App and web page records
* * * * * * * * *

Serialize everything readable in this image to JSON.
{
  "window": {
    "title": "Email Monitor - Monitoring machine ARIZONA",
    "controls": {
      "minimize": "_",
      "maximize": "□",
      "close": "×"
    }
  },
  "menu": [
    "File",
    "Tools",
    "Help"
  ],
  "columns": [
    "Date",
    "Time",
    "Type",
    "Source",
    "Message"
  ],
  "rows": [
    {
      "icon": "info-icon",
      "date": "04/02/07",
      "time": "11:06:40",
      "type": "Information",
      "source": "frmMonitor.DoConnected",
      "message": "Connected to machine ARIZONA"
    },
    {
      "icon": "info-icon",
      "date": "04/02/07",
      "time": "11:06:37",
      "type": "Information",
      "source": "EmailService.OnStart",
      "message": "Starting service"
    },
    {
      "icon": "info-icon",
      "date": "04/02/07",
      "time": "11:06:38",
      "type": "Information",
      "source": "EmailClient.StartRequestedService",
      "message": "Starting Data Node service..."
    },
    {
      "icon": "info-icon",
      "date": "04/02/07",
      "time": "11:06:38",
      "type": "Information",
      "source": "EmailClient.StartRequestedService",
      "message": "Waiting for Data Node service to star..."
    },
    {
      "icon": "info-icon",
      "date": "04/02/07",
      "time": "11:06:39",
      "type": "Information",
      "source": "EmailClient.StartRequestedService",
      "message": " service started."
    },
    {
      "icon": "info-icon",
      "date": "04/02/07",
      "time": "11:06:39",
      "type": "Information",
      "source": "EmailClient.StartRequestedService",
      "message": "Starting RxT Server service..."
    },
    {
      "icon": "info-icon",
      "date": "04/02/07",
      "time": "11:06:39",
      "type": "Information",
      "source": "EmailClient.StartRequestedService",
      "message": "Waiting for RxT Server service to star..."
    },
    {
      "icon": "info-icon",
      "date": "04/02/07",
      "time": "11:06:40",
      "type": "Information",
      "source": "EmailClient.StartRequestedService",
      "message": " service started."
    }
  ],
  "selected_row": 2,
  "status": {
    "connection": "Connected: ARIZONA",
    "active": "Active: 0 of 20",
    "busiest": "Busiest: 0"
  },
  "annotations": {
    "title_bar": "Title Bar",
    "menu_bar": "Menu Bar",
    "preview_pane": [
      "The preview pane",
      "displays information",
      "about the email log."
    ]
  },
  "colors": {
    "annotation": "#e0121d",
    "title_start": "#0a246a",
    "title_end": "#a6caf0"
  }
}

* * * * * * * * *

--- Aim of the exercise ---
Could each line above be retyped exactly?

--- The answer ---
Serialize everything readable in this image to JSON.
{
  "window": {
    "title": "Email Monitor - Monitoring machine ARIZONA",
    "controls": {
      "minimize": "_",
      "maximize": "□",
      "close": "×"
    }
  },
  "menu": [
    "File",
    "Tools",
    "Help"
  ],
  "columns": [
    "Date",
    "Time",
    "Type",
    "Source",
    "Message"
  ],
  "rows": [
    {
      "icon": "info-icon",
      "date": "04/02/07",
      "time": "11:06:40",
      "type": "Information",
      "source": "frmMonitor.DoConnected",
      "message": "Connected to machine ARIZONA"
    },
    {
      "icon": "info-icon",
      "date": "04/02/07",
      "time": "11:06:37",
      "type": "Information",
      "source": "EmailService.OnStart",
      "message": "Starting service"
    },
    {
      "icon": "info-icon",
      "date": "04/02/07",
      "time": "11:06:38",
      "type": "Information",
      "source": "EmailClient.StartRequestedService",
      "message": "Starting Data Node service..."
    },
    {
      "icon": "info-icon",
      "date": "04/02/07",
      "time": "11:06:38",
      "type": "Information",
      "source": "EmailClient.StartRequestedService",
      "message": "Waiting for Data Node service to star..."
    },
    {
      "icon": "info-icon",
      "date": "04/02/07",
      "time": "11:06:39",
      "type": "Information",
      "source": "EmailClient.StartRequestedService",
      "message": " service started."
    },
    {
      "icon": "info-icon",
      "date": "04/02/07",
      "time": "11:06:39",
      "type": "Information",
      "source": "EmailClient.StartRequestedService",
      "message": "Starting RxT Server service..."
    },
    {
      "icon": "info-icon",
      "date": "04/02/07",
      "time": "11:06:39",
      "type": "Information",
      "source": "EmailClient.StartRequestedService",
      "message": "Waiting for RxT Server service to star..."
    },
    {
      "icon": "info-icon",
      "date": "04/02/07",
      "time": "11:06:40",
      "type": "Information",
      "source": "EmailClient.StartRequestedService",
      "message": " service started."
    }
  ],
  "selected_row": 2,
  "status": {
    "connection": "Connected: ARIZONA",
    "active": "Active: 0 of 20",
    "busiest": "Busiest: 0"
  },
  "annotations": {
    "title_bar": "Title Bar",
    "menu_bar": "Menu Bar",
    "preview_pane": [
      "The preview pane",
      "displays information",
      "about the email log."
    ]
  },
  "colors": {
    "annotation": "#e0121d",
    "title_start": "#0a246a",
    "title_end": "#a6caf0"
  }
}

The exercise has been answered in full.